We already know that eating too much is detrimental to your health. But what if eating less is better for you in more than one way? According to a new study, restricting calorie intake can help slow down the aging process down to your genetic material.
The recommended calorie intake can vary substantially based on things like your height, sex, and lifestyle, but a commonly-cited rule of thumb approximates the recommended calorie intake for women to 2,000 and 2,500 for men. In the study, scientists at Columbia University, New York, carried out a randomized control trial with 220 healthy adults, asking half of them to cut their calories by a quarter.
They followed the participants' diet and overall health for two years, taking blood samples at the start of the study, midway through it, and at the end. Looking at key DNA markers, they found a clear difference between those who had cut down on their calorie consumption and those who had not.
Eating less is like giving up smoking
Getting people to eat less isn't easy. People in the calorie-restricted group had to be counseled and familiarized with how their new portions will look. They were given three prepared meals each day for the first month, so they could get used to it. But even like this, most couldn't stick to a 25% calorie reduction.
Instead, researchers estimate that most people in the calorie-restriction group only ended up cutting their daily caloric intake by about 12%. But 12% was enough to see the differences.
It's always challenging to interpret this type of genetic change, but researchers note that the speed of DNA aging was 2-3% slower for the people on the calorie-restricted diet. They say this translates to a 10-15% decrease in the risk of early death. That's about the same type of impact you'd see in someone who quit smoking.
In day-to-day life, this could carry implications for people who implement dietary strategies such as intermittent fasting or time-restricted eating.
“Our findings are important because they provide evidence from a randomised trial that slowing human ageing may be possible,” said Calen Ryan, a Research Scientist at Columbia’s Butler Aging Center and co-lead author of the study.
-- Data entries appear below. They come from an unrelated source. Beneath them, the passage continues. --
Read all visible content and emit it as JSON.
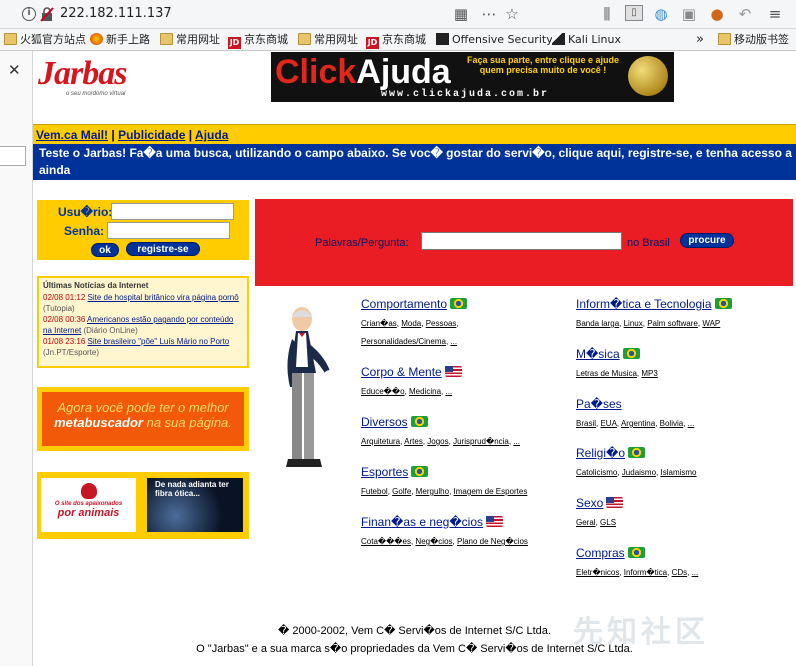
{
  "browser": {
    "url": "222.182.111.137",
    "bookmarks": [
      {
        "label": "火狐官方站点",
        "icon": "folder-icon"
      },
      {
        "label": "新手上路",
        "icon": "firefox-icon"
      },
      {
        "label": "常用网址",
        "icon": "folder-icon"
      },
      {
        "label": "京东商城",
        "icon": "jd-icon"
      },
      {
        "label": "常用网址",
        "icon": "folder-icon"
      },
      {
        "label": "京东商城",
        "icon": "jd-icon"
      },
      {
        "label": "Offensive Security",
        "icon": "offsec-icon"
      },
      {
        "label": "Kali Linux",
        "icon": "kali-icon"
      }
    ],
    "mobile_bookmarks": "移动版书签",
    "jd_icon_text": "JD"
  },
  "header": {
    "logo_text": "Jarbas",
    "logo_tagline": "o seu mordomo virtual",
    "banner": {
      "click": "Click",
      "ajuda": "Ajuda",
      "slogan": "Faça sua parte, entre clique e ajude quem precisa muito de você !",
      "site": "www.clickajuda.com.br"
    }
  },
  "nav": {
    "mail": "Vem.ca Mail!",
    "sep": " | ",
    "publicidade": "Publicidade",
    "ajuda": "Ajuda"
  },
  "promo": {
    "line1": "Teste o Jarbas! Fa�a uma busca, utilizando o campo abaixo. Se voc� gostar do servi�o, clique aqui, registre-se, e tenha acesso a ainda",
    "line2": "mais facilidades!"
  },
  "login": {
    "user_label": "Usu�rio:",
    "pass_label": "Senha:",
    "ok": "ok",
    "register": "registre-se"
  },
  "news": {
    "title": "Últimas Notícias da Internet",
    "items": [
      {
        "time": "02/08 01:12",
        "headline": "Site de hospital britânico vira página pornô",
        "source": "(Tutopia)"
      },
      {
        "time": "02/08 00:36",
        "headline": "Americanos estão pagando por conteúdo na Internet",
        "source": "(Diário OnLine)"
      },
      {
        "time": "01/08 23:16",
        "headline": "Site brasileiro \"põe\" Luís Mário no Porto",
        "source": "(Jn.PT/Esporte)"
      }
    ]
  },
  "ads": {
    "meta_line1": "Agora você pode ter o melhor",
    "meta_bold": "metabuscador",
    "meta_rest": " na sua página.",
    "animals_small": "O site dos apaixonados",
    "animals_big": "por animais",
    "fiber": "De nada adianta ter fibra ótica..."
  },
  "search": {
    "label": "Palavras/Pergunta:",
    "scope": "no Brasil",
    "button": "procure"
  },
  "categories": {
    "left": [
      {
        "title": "Comportamento",
        "flag": "br",
        "subs": [
          "Crian�as",
          "Moda",
          "Pessoas",
          "Personalidades/Cinema",
          "..."
        ]
      },
      {
        "title": "Corpo & Mente",
        "flag": "us",
        "subs": [
          "Educe��o",
          "Medicina",
          "..."
        ]
      },
      {
        "title": "Diversos",
        "flag": "br",
        "subs": [
          "Arquitetura",
          "Artes",
          "Jogos",
          "Jurisprud�ncia",
          "..."
        ]
      },
      {
        "title": "Esportes",
        "flag": "br",
        "subs": [
          "Futebol",
          "Golfe",
          "Mergulho",
          "Imagem de Esportes"
        ]
      },
      {
        "title": "Finan�as e neg�cios",
        "flag": "us",
        "subs": [
          "Cota���es",
          "Neg�cios",
          "Plano de Neg�cios"
        ]
      }
    ],
    "right": [
      {
        "title": "Inform�tica e Tecnologia",
        "flag": "br",
        "subs": [
          "Banda larga",
          "Linux",
          "Palm software",
          "WAP"
        ]
      },
      {
        "title": "M�sica",
        "flag": "br",
        "subs": [
          "Letras de Musica",
          "MP3"
        ]
      },
      {
        "title": "Pa�ses",
        "flag": "",
        "subs": [
          "Brasil",
          "EUA",
          "Argentina",
          "Bolivia",
          "..."
        ]
      },
      {
        "title": "Religi�o",
        "flag": "br",
        "subs": [
          "Catolicismo",
          "Judaismo",
          "Islamismo"
        ]
      },
      {
        "title": "Sexo",
        "flag": "us",
        "subs": [
          "Geral",
          "GLS"
        ]
      },
      {
        "title": "Compras",
        "flag": "br",
        "subs": [
          "Eletr�nicos",
          "Inform�tica",
          "CDs",
          "..."
        ]
      }
    ]
  },
  "footer": {
    "line1": "� 2000-2002, Vem C� Servi�os de Internet S/C Ltda.",
    "line2": "O \"Jarbas\" e a sua marca s�o propriedades da Vem C� Servi�os de Internet S/C Ltda."
  },
  "watermark": "先知社区",
  "colors": {
    "brand_red": "#ea1c24",
    "brand_yellow": "#ffcc00",
    "brand_blue": "#00339a"
  }
}
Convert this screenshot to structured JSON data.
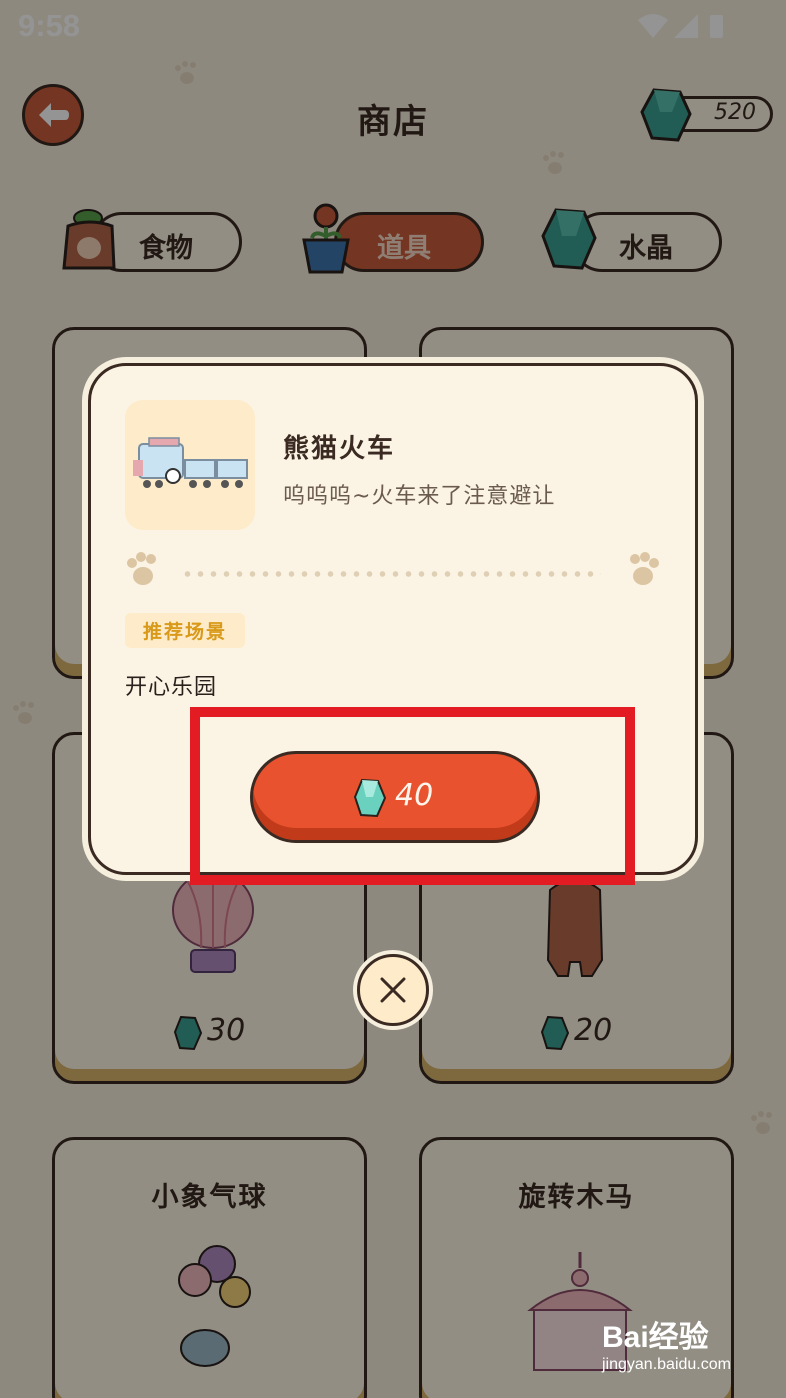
{
  "status_bar": {
    "time": "9:58"
  },
  "header": {
    "title": "商店",
    "crystal_count": "520"
  },
  "tabs": [
    {
      "label": "食物",
      "active": false
    },
    {
      "label": "道具",
      "active": true
    },
    {
      "label": "水晶",
      "active": false
    }
  ],
  "cards": [
    {
      "price": "30"
    },
    {
      "price": "20"
    },
    {
      "title": "小象气球"
    },
    {
      "title": "旋转木马"
    }
  ],
  "dialog": {
    "item_name": "熊猫火车",
    "item_desc": "呜呜呜~火车来了注意避让",
    "scene_tag": "推荐场景",
    "scene_value": "开心乐园",
    "price": "40"
  },
  "watermark": {
    "logo": "Bai经验",
    "url": "jingyan.baidu.com"
  },
  "colors": {
    "accent": "#e8522e",
    "highlight": "#e31b23",
    "tab_active": "#c85d3d",
    "crystal": "#3aa191"
  }
}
However, Ryan also added the calorie restriction may not be the way to go for everyone.
Other researchers also praised the work, but said it doesn't add much new information -- instead, it just seems to confirm what we already knew (or strongly suspected).
"This seems [to be] well-done research on complex markers in the context of a small-scale calorie reduction trial, but do we really need to prove that eating less calories slows aging processes?" asks Naveed Sattar, Professor of Metabolic Medicine, University of Glasgow. "This should be evident from national data sets that show people from Japan who remain leaner than most are amongst the longest-living of any nation. There is also evidence from trials that drugs that remove excess sugar calories and appear to help attenuate “cellular overnutrition” also lower many outcomes linked to ageing such as heart failure or chronic kidney disease. This new work, therefore, fits with an emerging body of evidence all pointing in the same direction."
Indeed, previous studies on both animals and humans have also suggested that calorie-restricted diets can have a beneficial effect on health, but this is still insufficiently explored (and is difficult to explore because of the complexity of the involved phenomena).
Meanwhile, Duane Mellor, a registered dietitian and senior lecturer at Aston University in the UK emphasized that we shouldn't be making any major decisions based on this study, and having a healthy, varied nutrition, is more important.
“Although interesting, it is important to be cautious and not encourage especially older adults just to reduce their food intake to slow ageing. As, in ageing adults, maintaining a healthy weight, being physically active and eating a varied and healthy diet with enough protein is known to reduce the risk of falls.”
A follow-up of trial participants is now ongoing to determine if the intervention had long-term effects on healthy aging.
The study was published in Nature Aging.